This is not an exhaustive list.
The reason I think this matters for pastors is that we’re often called to take a lead role in these things, even leading the hike to the next peak, and frankly, the disintegrated anticipation wears us down mentally, emotionally, physically and spiritually. Or, and this is a very real reaction, we have to insist on the unproveable: we’ve actually achieved all we set out to achieve. And I would suggest that the cognitive dissonance created by that reaction ultimately hollows us out and leaves us trapped playing pretend and losing our faith. A long obedience in the same direction is a tough sell in an instant society, especially tough when the church down the street is promising all the peaks with none of the valleys.

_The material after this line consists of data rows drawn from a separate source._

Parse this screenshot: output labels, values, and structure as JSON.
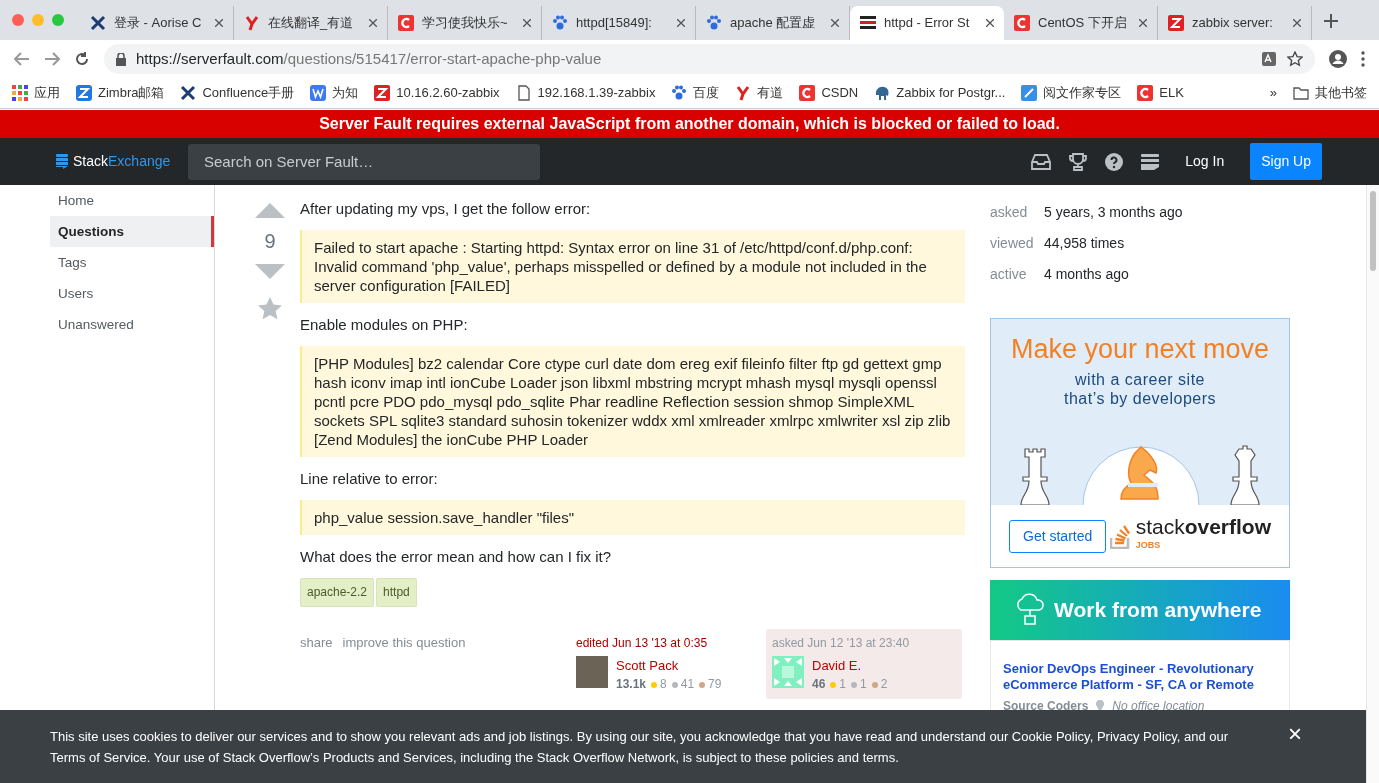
{
  "browser": {
    "tabs": [
      {
        "title": "登录 - Aorise C",
        "selected": false
      },
      {
        "title": "在线翻译_有道",
        "selected": false
      },
      {
        "title": "学习使我快乐~",
        "selected": false
      },
      {
        "title": "httpd[15849]:",
        "selected": false
      },
      {
        "title": "apache 配置虚",
        "selected": false
      },
      {
        "title": "httpd - Error St",
        "selected": true
      },
      {
        "title": "CentOS 下开启",
        "selected": false
      },
      {
        "title": "zabbix server:",
        "selected": false
      }
    ],
    "address": {
      "host": "https://serverfault.com",
      "path": "/questions/515417/error-start-apache-php-value"
    },
    "bookmarks": [
      {
        "label": "应用"
      },
      {
        "label": "Zimbra邮箱"
      },
      {
        "label": "Confluence手册"
      },
      {
        "label": "为知"
      },
      {
        "label": "10.16.2.60-zabbix"
      },
      {
        "label": "192.168.1.39-zabbix"
      },
      {
        "label": "百度"
      },
      {
        "label": "有道"
      },
      {
        "label": "CSDN"
      },
      {
        "label": "Zabbix for Postgr..."
      },
      {
        "label": "阅文作家专区"
      },
      {
        "label": "ELK"
      }
    ],
    "more": "»",
    "other_bookmarks": "其他书签"
  },
  "banner": "Server Fault requires external JavaScript from another domain, which is blocked or failed to load.",
  "header": {
    "logo_first": "Stack",
    "logo_second": "Exchange",
    "search": {
      "placeholder": "Search on Server Fault…"
    },
    "login": "Log In",
    "signup": "Sign Up"
  },
  "sidebar": {
    "items": [
      {
        "label": "Home",
        "selected": false
      },
      {
        "label": "Questions",
        "selected": true
      },
      {
        "label": "Tags",
        "selected": false
      },
      {
        "label": "Users",
        "selected": false
      },
      {
        "label": "Unanswered",
        "selected": false
      }
    ]
  },
  "question": {
    "votes": "9",
    "body": [
      {
        "kind": "text",
        "text": "After updating my vps, I get the follow error:"
      },
      {
        "kind": "quote",
        "text": "Failed to start apache : Starting httpd: Syntax error on line 31 of /etc/httpd/conf.d/php.conf: Invalid command 'php_value', perhaps misspelled or defined by a module not included in the server configuration [FAILED]"
      },
      {
        "kind": "text",
        "text": "Enable modules on PHP:"
      },
      {
        "kind": "quote",
        "text": "[PHP Modules] bz2 calendar Core ctype curl date dom ereg exif fileinfo filter ftp gd gettext gmp hash iconv imap intl ionCube Loader json libxml mbstring mcrypt mhash mysql mysqli openssl pcntl pcre PDO pdo_mysql pdo_sqlite Phar readline Reflection session shmop SimpleXML sockets SPL sqlite3 standard suhosin tokenizer wddx xml xmlreader xmlrpc xmlwriter xsl zip zlib [Zend Modules] the ionCube PHP Loader"
      },
      {
        "kind": "text",
        "text": "Line relative to error:"
      },
      {
        "kind": "quote",
        "text": "php_value session.save_handler \"files\""
      },
      {
        "kind": "text",
        "text": "What does the error mean and how can I fix it?"
      }
    ],
    "tags": [
      "apache-2.2",
      "httpd"
    ],
    "actions": [
      "share",
      "improve this question"
    ],
    "editor": {
      "action": "edited Jun 13 '13 at 0:35",
      "name": "Scott Pack",
      "rep": "13.1k",
      "gold": "8",
      "silver": "41",
      "bronze": "79"
    },
    "asker": {
      "action": "asked Jun 12 '13 at 23:40",
      "name": "David E.",
      "rep": "46",
      "gold": "1",
      "silver": "1",
      "bronze": "2"
    }
  },
  "stats": [
    {
      "label": "asked",
      "value": "5 years, 3 months ago"
    },
    {
      "label": "viewed",
      "value": "44,958 times"
    },
    {
      "label": "active",
      "value": "4 months ago"
    }
  ],
  "ad": {
    "headline": "Make your next move",
    "subline_1": "with a career site",
    "subline_2": "that’s by developers",
    "button": "Get started",
    "logo_first": "stack",
    "logo_second": "overflow",
    "logo_tag": "JOBS"
  },
  "job_ad": {
    "banner": "Work from anywhere",
    "title": "Senior DevOps Engineer - Revolutionary eCommerce Platform - SF, CA or Remote",
    "company": "Source Coders",
    "location": "No office location"
  },
  "cookie_notice": {
    "parts": [
      {
        "text": "This site uses cookies to deliver our services and to show you relevant ads and job listings. By using our site, you acknowledge that you have read and understand our ",
        "link": false
      },
      {
        "text": "Cookie Policy",
        "link": true
      },
      {
        "text": ", ",
        "link": false
      },
      {
        "text": "Privacy Policy",
        "link": true
      },
      {
        "text": ", and our ",
        "link": false
      },
      {
        "text": "Terms of Service",
        "link": true
      },
      {
        "text": ". Your use of Stack Overflow’s Products and Services, including the Stack Overflow Network, is subject to these policies and terms.",
        "link": false
      }
    ],
    "close": "×"
  }
}
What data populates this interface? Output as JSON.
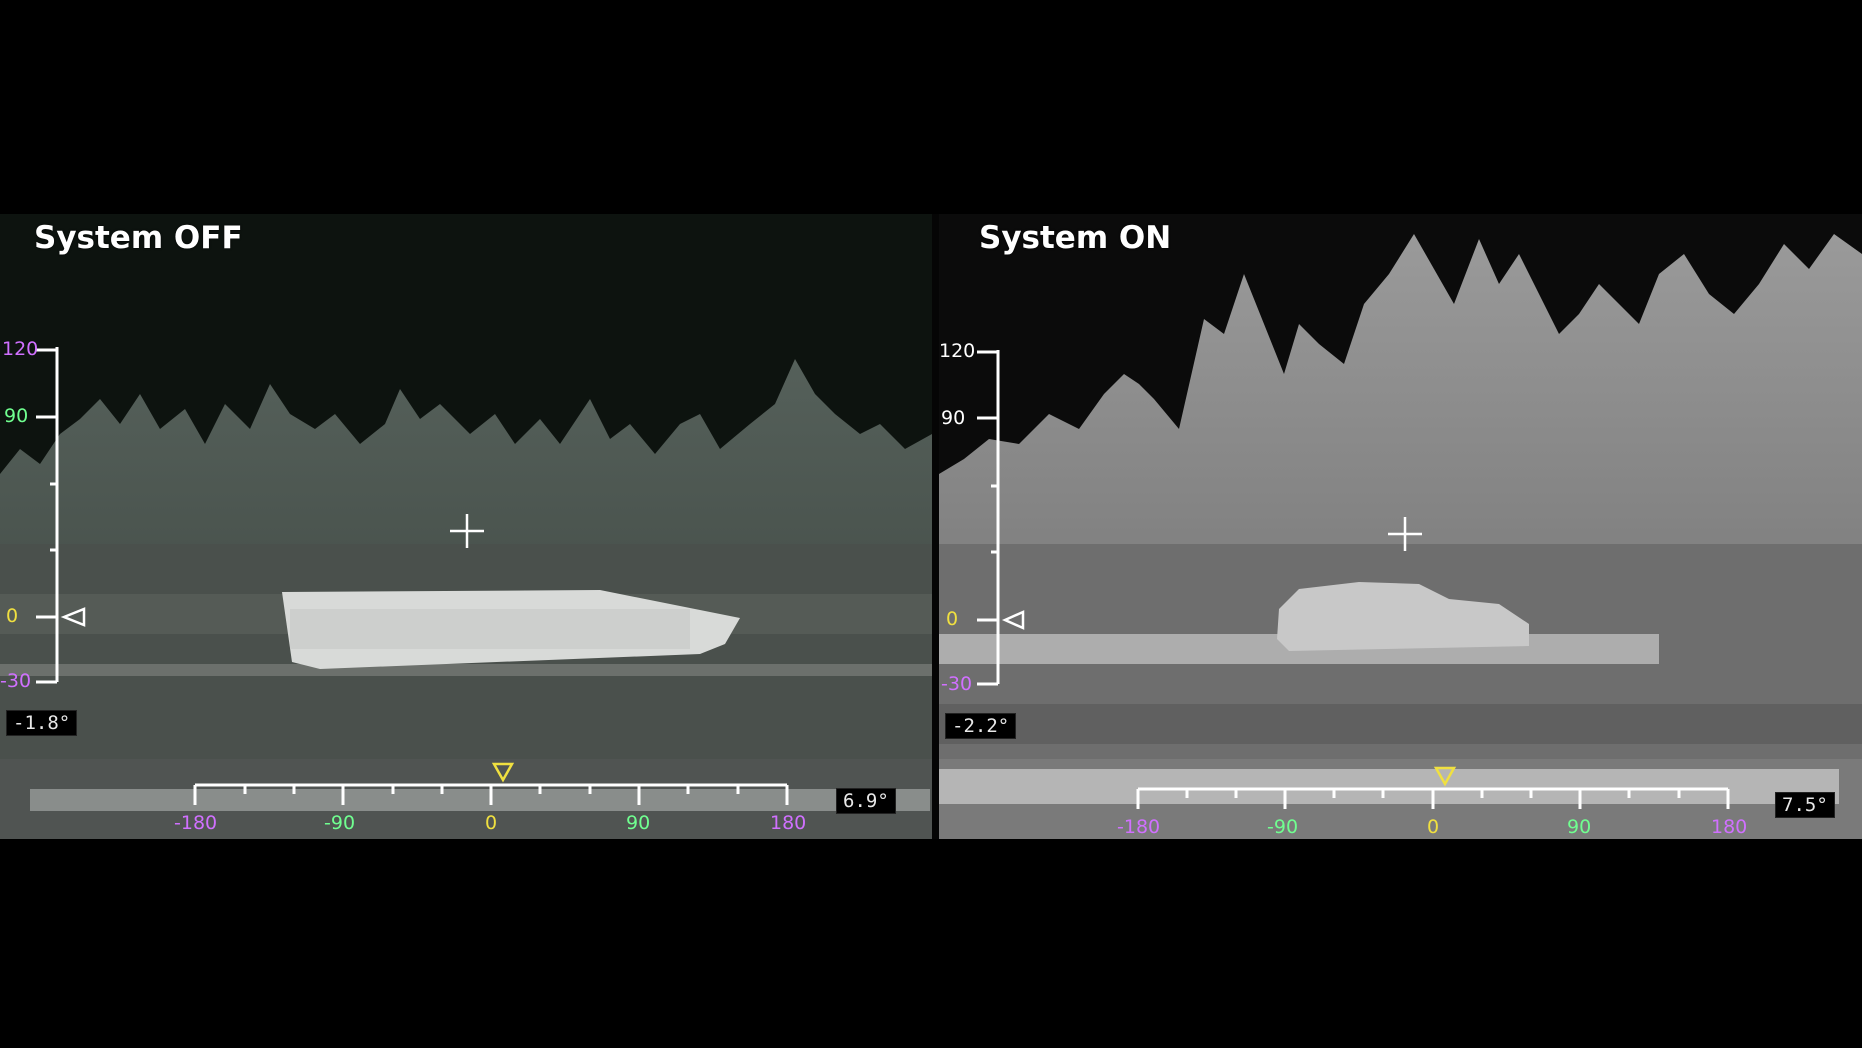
{
  "panels": {
    "off": {
      "title": "System OFF",
      "elevation_scale": [
        "120",
        "90",
        "0",
        "-30"
      ],
      "azimuth_scale": [
        "-180",
        "-90",
        "0",
        "90",
        "180"
      ],
      "elevation_readout": "-1.8°",
      "azimuth_readout": "6.9°"
    },
    "on": {
      "title": "System ON",
      "elevation_scale": [
        "120",
        "90",
        "0",
        "-30"
      ],
      "azimuth_scale": [
        "-180",
        "-90",
        "0",
        "90",
        "180"
      ],
      "elevation_readout": "-2.2°",
      "azimuth_readout": "7.5°"
    }
  },
  "colors": {
    "background": "#000000",
    "hud_white": "#ffffff",
    "tick_magenta": "#d070ff",
    "tick_green": "#70ff90",
    "marker_yellow": "#f0e040"
  },
  "icons": [
    "crosshair-icon",
    "elevation-pointer-icon",
    "azimuth-pointer-icon"
  ]
}
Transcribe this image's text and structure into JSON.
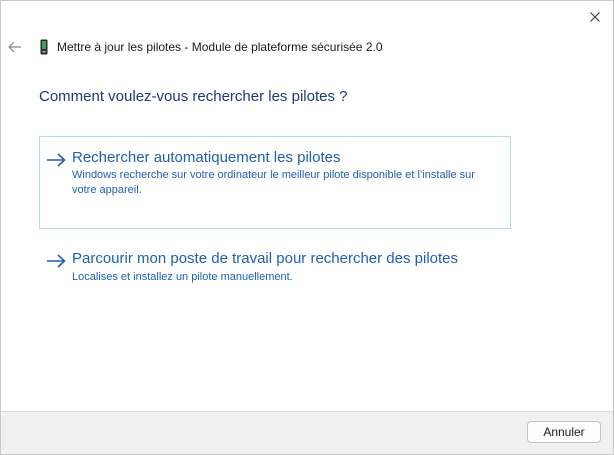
{
  "window": {
    "title": "Mettre à jour les pilotes - Module de plateforme sécurisée 2.0"
  },
  "icons": {
    "close": "close-icon",
    "back": "back-arrow-icon",
    "device": "device-icon",
    "option_arrow": "right-arrow-icon"
  },
  "colors": {
    "heading": "#1b3a7a",
    "link": "#1f5fb0",
    "option_border": "#b9d7ee",
    "footer_bg": "#f0f0f0"
  },
  "main": {
    "heading": "Comment voulez-vous rechercher les pilotes ?",
    "options": [
      {
        "title": "Rechercher automatiquement les pilotes",
        "description": "Windows recherche sur votre ordinateur le meilleur pilote disponible et l’installe sur votre appareil."
      },
      {
        "title": "Parcourir mon poste de travail pour rechercher des pilotes",
        "description": "Localises et installez un pilote manuellement."
      }
    ]
  },
  "footer": {
    "cancel_label": "Annuler"
  }
}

It’s a challenge for a pastor who has been pastoring for a couple decades is getting excited about the next “new thing God is doing” or the next program that is rolled out for us from our denomination, publishing house or big church or big Christian personality. It’s a challenge to have someone in the church come in to tell you about this cool program/move of God they are all about and want you to be all about too, without regard to or in spite of what’s already going on in your local church. It’s a challenge having someone in your church tell you they are switching to another church because God’s doing a “new thing” there and you’re part of the “old thing” God used to be doing.
It’s challenging as a pastor when people want to focus on the “success story” behind something when you’ve been around enough to be aware of the bodies that have been thrown under the bus to make that “success” happen.
It’s challenging as a pastor because we’re offered books and stories at conferences and gatherings that tempt us to plagiarize and plunder someone else’s story and try to make it our own so that we can get to the same peaks and same vistas as the author and speaker have reached. We’re invited to cut n paste from other sources with the empty promise that we can have their ending without ever having had their beginning or middle. The truest thing a senior pastor of a very large church told me once, when I asked about the secret behind their growth from 35 to thousands was, (as he leaned in close to say quietly) “we were in the right place at the right time.”
Pastoring is challenging because we often find ourselves being asked to make a sort of “Sophie’s Choice.” Will we invest ourselves in the church as it is or will we invest ourselves in the church as we think it ought to be? Bonhoeffer warns us against this wishdream but here in North America we live in a culture that develops our sense of self-worth out of our conviction that we are winning: best job, best spouse, best kids, best house, best church. If one of these is off we’re likely to jettison one or all the rest to plug in a replacement so we can maintain or recover that winning feeling.
Pastors face many challenges but I am convinced that one of the greatest challenges for pastors in North America is the pressure of disintegrated anticipation. Pastors in evangelical, non-liturgical churches, especially those that lean towards charismatic and Pentecostal flavors, will feel this most acutely. I have a deep appreciation for those pastors that are willing to face the giants in the land with their little stones and sticks, who get laughed at by those who know better and who continue to put their trust in faithfulness over props and illusions. I’m praying for you and the story you are in and that you will find that a long obedience in the same direction satisfies your hearts greatest hunger.
Have you ever felt disintegrated anticipation? What made your list? How do you stay off the hamster wheel? What gives you the juice you need for the long obedience in the same direction? Have you ever tried to cut n paste someone else's story to make it your own on the way to "pastoral success"?